# Uncomment the following lines to instead use Qiskit Runtime Service as configured above.
# subcircuit_instance_probabilities = evaluate_subcircuits(cuts,
#                                                          service_args=service.active_account(),
#                                                          backend_names=backend_names,
#                                                          options=options,
#                                                         )


## Reconstruct the full circuit output¶

Next, the results of the subcircuit experiments are classically postprocessed to reconstruct the original circuit’s full probability distribution.

[13]:

%%capture

from circuit_knitting_toolbox.circuit_cutting.wire_cutting import (
reconstruct_full_distribution,
)

reconstructed_probabilities = reconstruct_full_distribution(
circuit, subcircuit_instance_probabilities, cuts
)


## Verify the results¶

If the original circuit is small enough, we can use a statevector simulator to check the results of cutting against the original circuit’s exact probability distribution (ground truth).

[14]:

from circuit_knitting_toolbox.circuit_cutting.wire_cutting import verify

metrics, exact_probabilities = verify(circuit, reconstructed_probabilities)


The verify step includes several metrics

For example, the chi square loss is computed. Since we’re using the Qiskit Sampler with statevector simulator, we expect the reconstructed distributed to exactly match the ground truth. More info about each metric can be found in the utils metrics file.

[15]:

metrics

[15]:

{'nearest': {'chi2': 0,
'Mean Squared Error': 1.554441697306333e-32,
'Mean Absolute Percentage Error': 4.748059826691265e-14,
'Cross Entropy': 2.599681088367844,
'HOP': 0.9004283905932716},
'naive': {'chi2': 0,
'Mean Squared Error': 6.5760386594463524e-34,
'Mean Absolute Percentage Error': 5.260720927719812e-14,
'Cross Entropy': 2.5996810883678423,
'HOP': 0.9004283905932736}}

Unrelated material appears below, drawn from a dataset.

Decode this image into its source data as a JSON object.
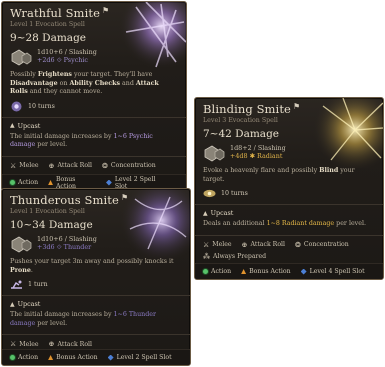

Visualize both distributions

If we calculated the ground truth above, we can visualize a comparison to the reconstructed probabilities

[16]:

from qiskit.visualization import plot_histogram
from qiskit.result import ProbDistribution

# Create a dict for the reconstructed distribution
reconstructed_distribution = {
i: prob for i, prob in enumerate(reconstructed_probabilities)
}

# Represent states as bitstrings (instead of ints)
reconstructed_dict_bitstring = ProbDistribution(
data=reconstructed_distribution
).binary_probabilities(num_bits=num_qubits)

# Create the ground truth distribution dict
exact_distribution = {i: prob for i, prob in enumerate(exact_probabilities)}

# Represent states as bitstrings (instead of ints)
exact_dict_bitstring = ProbDistribution(data=exact_distribution).binary_probabilities(
num_bits=num_qubits
)

# plot a histogram of the distributions
plot_histogram(
[exact_dict_bitstring, reconstructed_dict_bitstring],
number_to_keep=8,
figsize=(16, 6),
sort="asc",
legend=["Exact", "Reconstructed"],
)

[16]:

[17]:

import qiskit.tools.jupyter

%qiskit_version_table


### Version Information

Qiskit SoftwareVersion
qiskit-terra0.22.0
qiskit-aer0.11.0
qiskit-ibmq-provider0.19.2
qiskit-nature0.4.5
System information
Python version3.10.6
Python compilerClang 13.1.6 (clang-1316.0.21.2.5)
Python buildmain, Aug 11 2022 13:49:25
OSDarwin
CPUs8
Memory (Gb)32.0
Wed Oct 26 11:28:28 2022 CDT